> [Problem to solve]: Check every line below, and copy those that include "green".

> [Extracted records]:

--- --- ---

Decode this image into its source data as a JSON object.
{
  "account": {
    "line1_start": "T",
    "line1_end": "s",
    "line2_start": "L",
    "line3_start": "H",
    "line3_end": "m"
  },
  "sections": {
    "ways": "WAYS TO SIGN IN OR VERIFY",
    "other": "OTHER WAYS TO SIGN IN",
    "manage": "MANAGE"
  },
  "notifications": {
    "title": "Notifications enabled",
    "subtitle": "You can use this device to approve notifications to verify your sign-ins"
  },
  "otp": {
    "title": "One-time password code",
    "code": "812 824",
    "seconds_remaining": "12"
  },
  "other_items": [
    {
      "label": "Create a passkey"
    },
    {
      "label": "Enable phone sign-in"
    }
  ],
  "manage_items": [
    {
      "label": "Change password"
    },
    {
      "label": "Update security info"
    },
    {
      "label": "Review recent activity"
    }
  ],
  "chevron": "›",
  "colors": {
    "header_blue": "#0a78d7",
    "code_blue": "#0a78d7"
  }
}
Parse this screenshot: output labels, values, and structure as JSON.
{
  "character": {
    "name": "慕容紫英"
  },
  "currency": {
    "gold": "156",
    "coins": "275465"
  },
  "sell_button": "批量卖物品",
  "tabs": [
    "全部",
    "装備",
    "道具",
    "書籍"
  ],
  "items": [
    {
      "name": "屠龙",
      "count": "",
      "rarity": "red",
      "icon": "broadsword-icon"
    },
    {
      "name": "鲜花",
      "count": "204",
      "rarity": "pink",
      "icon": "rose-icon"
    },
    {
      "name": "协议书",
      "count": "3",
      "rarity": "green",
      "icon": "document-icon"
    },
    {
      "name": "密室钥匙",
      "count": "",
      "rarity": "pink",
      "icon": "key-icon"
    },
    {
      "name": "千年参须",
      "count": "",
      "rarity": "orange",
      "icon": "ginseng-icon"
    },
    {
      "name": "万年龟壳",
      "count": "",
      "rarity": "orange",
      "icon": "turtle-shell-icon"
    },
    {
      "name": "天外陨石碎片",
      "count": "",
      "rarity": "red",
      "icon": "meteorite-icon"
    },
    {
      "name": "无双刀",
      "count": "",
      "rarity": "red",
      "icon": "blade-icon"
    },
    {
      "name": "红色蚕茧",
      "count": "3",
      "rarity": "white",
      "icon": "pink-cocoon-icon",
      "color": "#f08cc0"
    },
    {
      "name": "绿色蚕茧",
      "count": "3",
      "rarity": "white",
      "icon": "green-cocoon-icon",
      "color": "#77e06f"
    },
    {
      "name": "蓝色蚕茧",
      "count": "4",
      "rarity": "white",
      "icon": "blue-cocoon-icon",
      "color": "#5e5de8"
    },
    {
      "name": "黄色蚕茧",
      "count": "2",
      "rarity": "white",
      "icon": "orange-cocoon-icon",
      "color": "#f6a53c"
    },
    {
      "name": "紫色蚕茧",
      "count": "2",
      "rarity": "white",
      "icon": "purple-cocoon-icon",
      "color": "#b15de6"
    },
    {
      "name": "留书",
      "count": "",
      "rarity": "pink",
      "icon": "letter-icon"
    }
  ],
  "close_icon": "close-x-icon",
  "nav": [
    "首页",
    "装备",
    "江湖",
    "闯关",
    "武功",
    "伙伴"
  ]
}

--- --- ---

> [Solution for this problem]:
      "rarity": "green",
      "icon": "green-cocoon-icon",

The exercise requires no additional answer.